Tired of seeing politics in your Facebook feeds? Well, expect a lot more — in a good way. Facebook recently launched a nationwide voter registration drive to encourage users to register and spread the word to their Facebook friends. Users receive a notification asking them if they have registered. If they haven’t, then they are directed to the federal government website to complete the process. They can then share their status on their page, including a fun, voting-themed bug to get everyone in the patriotic spirit. With this drive, Facebook is tapping into the social side of politics without stirring up those angry posts your great aunt likes to comment on.
While you are sure to see candidate ads galore in between your favorite YouTube videos, the platform also has a host of educational videos to help citizens get ready for the election. A new YouTube channel, “How to Vote in Every State” does exactly as its name suggests: teach users what is needed from them in order to get a voting card from their hometown, featuring a video for each state.

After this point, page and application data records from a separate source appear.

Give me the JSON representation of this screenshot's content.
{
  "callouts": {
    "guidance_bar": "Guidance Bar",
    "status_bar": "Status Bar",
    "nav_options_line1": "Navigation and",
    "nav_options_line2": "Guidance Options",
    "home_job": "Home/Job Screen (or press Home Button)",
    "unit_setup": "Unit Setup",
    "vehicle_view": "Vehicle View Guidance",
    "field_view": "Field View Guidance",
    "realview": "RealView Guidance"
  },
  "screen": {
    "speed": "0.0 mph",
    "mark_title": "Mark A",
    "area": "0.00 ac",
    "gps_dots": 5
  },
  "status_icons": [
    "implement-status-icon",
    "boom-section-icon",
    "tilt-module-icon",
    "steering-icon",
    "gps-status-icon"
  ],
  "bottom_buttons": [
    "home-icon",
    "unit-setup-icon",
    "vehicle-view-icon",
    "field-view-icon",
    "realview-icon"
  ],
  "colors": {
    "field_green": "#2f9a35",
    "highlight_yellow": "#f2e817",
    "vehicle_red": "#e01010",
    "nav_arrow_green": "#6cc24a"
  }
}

Created by John and Hank Green, two of YouTube’s oldest and most popular Creators (also known as the Vlogbrothers), each video is injected with a hint of the brothers’ beloved personalities, making the often-boring topic of voting both entertaining and informative.
Want to know how to register? Just Google it. The search engine now delivers an interactive widget within the results of those searching for information about voting. The widget is customized to your location, because Google already knows where you’re located. With one simple search, users can learn how, where and when to register.
Yahoo and Bing both have similar forms, but Bing went one step further and partnered with Rock the Vote to provide access to a registration form right in the results. Whichever search engine you use, you’re sure to find the information you seek with a simple click.
The Skimm is a daily e-newsletter with a hip, millennial voice, and an even hipper audience base. For the past several months it’s not only provided readers with information on candidates, election issues and primary results, but it’s also partnered with Rock the Vote to provide Skimm the Vote, a streamlined microsite that gets you registered and keeps you informed. It’s doing what many of the other sites are doing, but Skimm’s relatable language and targeted audience segment sets it apart.
HelloVote is a chatbot that is great for people on the go — or people who use their phone for everything. Just submit your phone number and it will guide you through the voter registration process in a series of texts. HelloVote will even fill out the forms for you. You can also access the bot through the Facebook Messenger app. By keeping mobile-focused, this chatbot truly taps into the mobile generation. (Note: HelloVote is also the only app/platform we’ve seen that avoids the use of red and blue. Purple is both eye-catching and exceptionally neutral.)
With state deadlines rapidly approaching, many Americans are running out of time to register. Regarding all of these digital helpers, only time will tell if any of the efforts have been successful … and only the election results will reveal how many of the newly-registered people show up on Election Day to let their voice be heard. One thing is for sure: between videos, search results, apps and platforms, if you aren’t registered to vote by November, it isn’t the Internet’s fault.